After a week of testimony, the on three felony drug charges looks to wrap up Tuesday.
But before it does, attorneys in the argued Monday in Marin County Superior Court over the role that McDonald's intent played in his of substances that undercover agents thought were illegal narcotics. The for what they were purported to be, namely methamphetamine and ephedrine, a precursor to meth used in its production.
Those negative tests dictated a change in the charges facing McDonald, the 71-year-old former owner of the shop on Throckmorton Avenue. He now faces one count of selling a fake narcotic and two counts of possession of phenylpropanolamine with intent to sell it knowing that it would be used to make meth. Those charges stand in stark contrast to the , when law enforcement authorities said McDonald was found in possession of 15 to 20 pounds of methamphetamine or meth precursor ephedrine. He initially faced eight felony charges.
Deputy District Attorney Sean Kensinger and public defender Michael Coffino spent most of their time before Judge Paul Haakenson Monday digging into the legal criteria used to determine McDonald's possible guilt.
Coffino argued that it is unclear whether the bag of "white, powdery susbtance" that McDonald allegedly offered to Anthony Souza, an undercover agent with the multi-agency West Contra Costa County Narcotic Enforcement Team (West-Net), actually contained phenylpropanolamine. Of the nearly 50 bags of white powder seized by agents, Coffino said, only five tested positive for phenylpropanolamine, while the others tested negative. Phenylpropanolamine is considered a possible precursor to methamphetamine but it reportedly was not one of the substances involved the sale.
Coffino said that in order for McDonald to be found guilty, the substance he sold to Souza had to be illegal. Possesion of phenylpropanolamine alone is not enough to show that McDonald intended to sell it, Coffino said.
Kensinger countered that of the 50 containers in McDonald's shop, very few resembled the physical description of those offered to Souza. After Souza's initial visit to the shop, McDonald was aware that the officer planned to return to buy, so the items behind his shop's counter were one pound bags intended to be sold to the officer, according to Kensinger. At least two of the bags offered to the officer contained phenylpropanolamine, he argued.

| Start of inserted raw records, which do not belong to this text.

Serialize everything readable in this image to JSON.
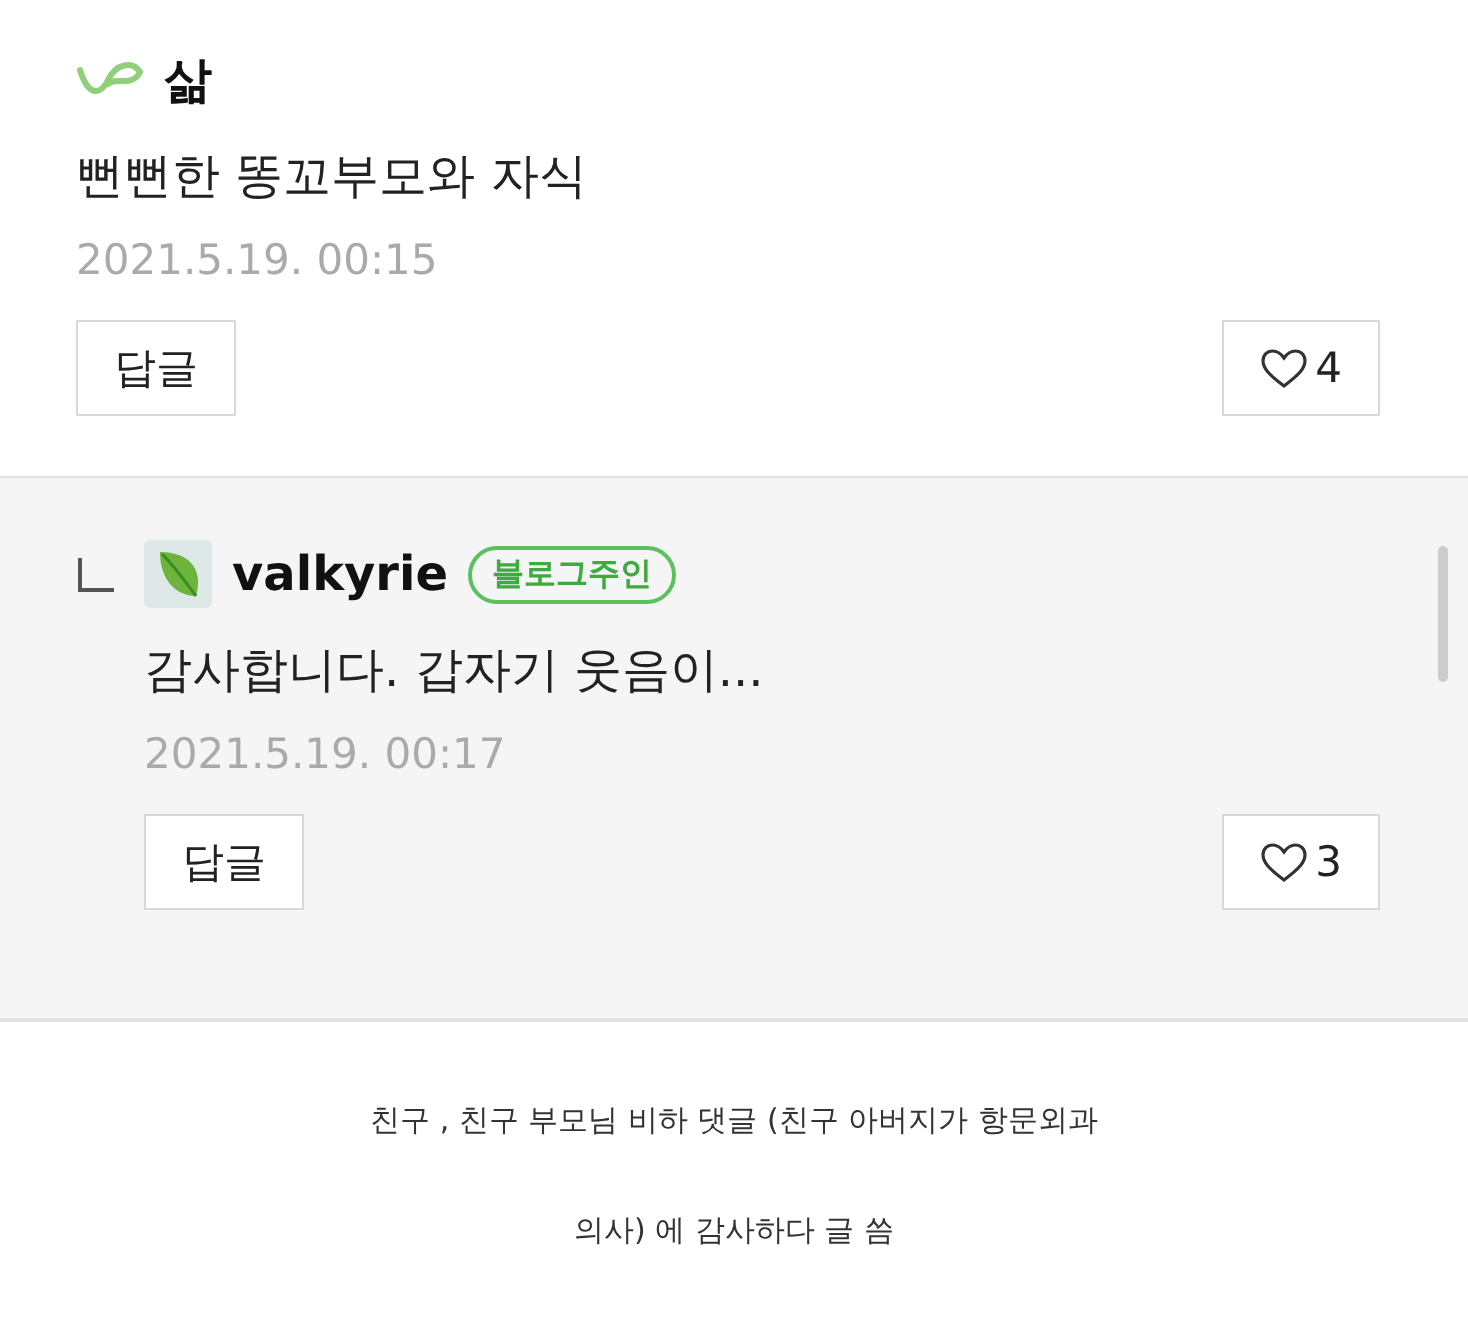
{
  "comments": [
    {
      "kind": "comment",
      "author": "삶",
      "body": "뻔뻔한 똥꼬부모와 자식",
      "date": "2021.5.19. 00:15",
      "reply_button": "답글",
      "likes": "4"
    },
    {
      "kind": "reply",
      "author": "valkyrie",
      "badge": "블로그주인",
      "body": "감사합니다. 갑자기 웃음이...",
      "date": "2021.5.19. 00:17",
      "reply_button": "답글",
      "likes": "3"
    }
  ],
  "caption_lines": [
    "친구 , 친구 부모님 비하 댓글 (친구 아버지가 항문외과",
    "의사) 에 감사하다 글 씀"
  ]
}
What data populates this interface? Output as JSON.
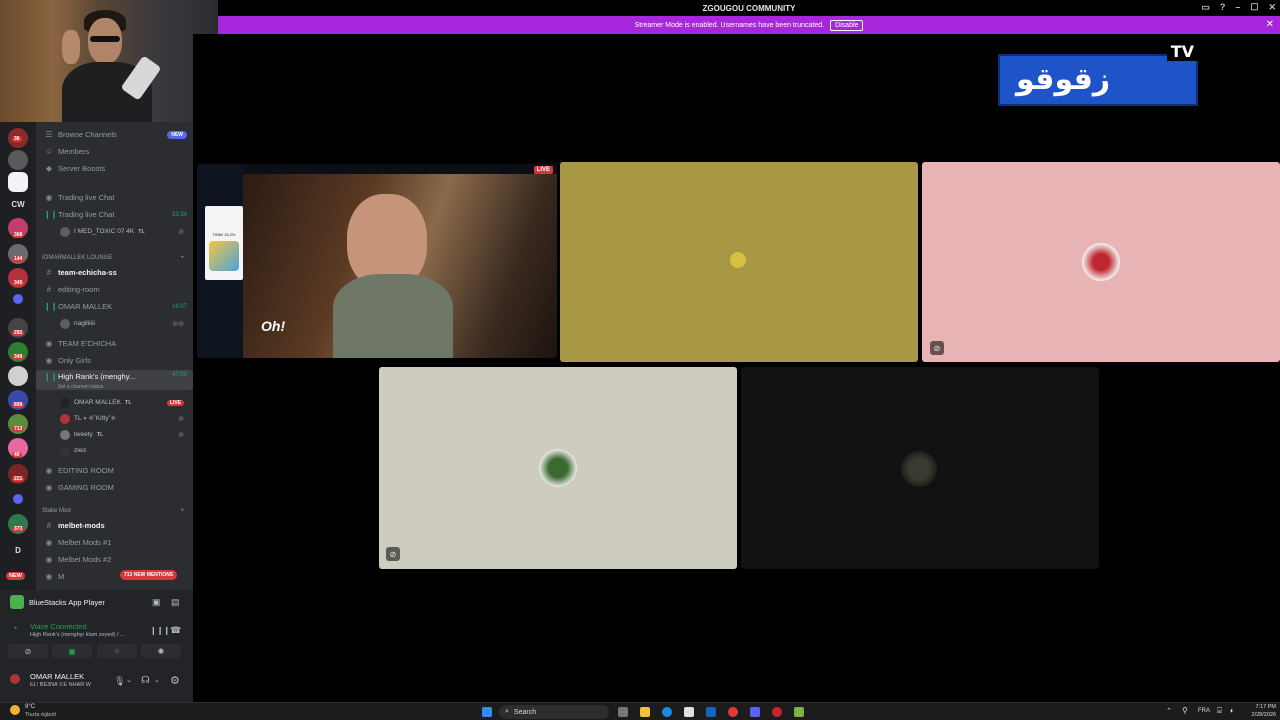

Judge Haakenson listened intently and said the question of whether or not McDonald could be convicted for offering phenylpropanolamine to an undercover officer is an open one. Haakenson noted that the underlying charge needed to identified before moving forward with the case.
Kensinger argued that McDonald was aware that the substance he was selling was phenylpropanolamine, and whether the substance is phenylpropanolamine or ephedrine, there are still grounds for a conviction, he said. McDonald didn't need to know for certain that the substance he was selling was illegal, he just had to believe it was illegal for a conviction, according to Kensinger.
Coffino then argued that phenylpropanolamine itself is not a direct pre-cursor to meth, and without proving that McDonald knew it was phenylpropanolamine, they can't charge him for believing what he was selling would be turned into meth.
The central issue of the day was McDonald's intent and whether or not McDonald is guilty if he believed the substance he sold would be used to manufacture meth.
Attorneys are set to deliver their closing arguments Tuesday.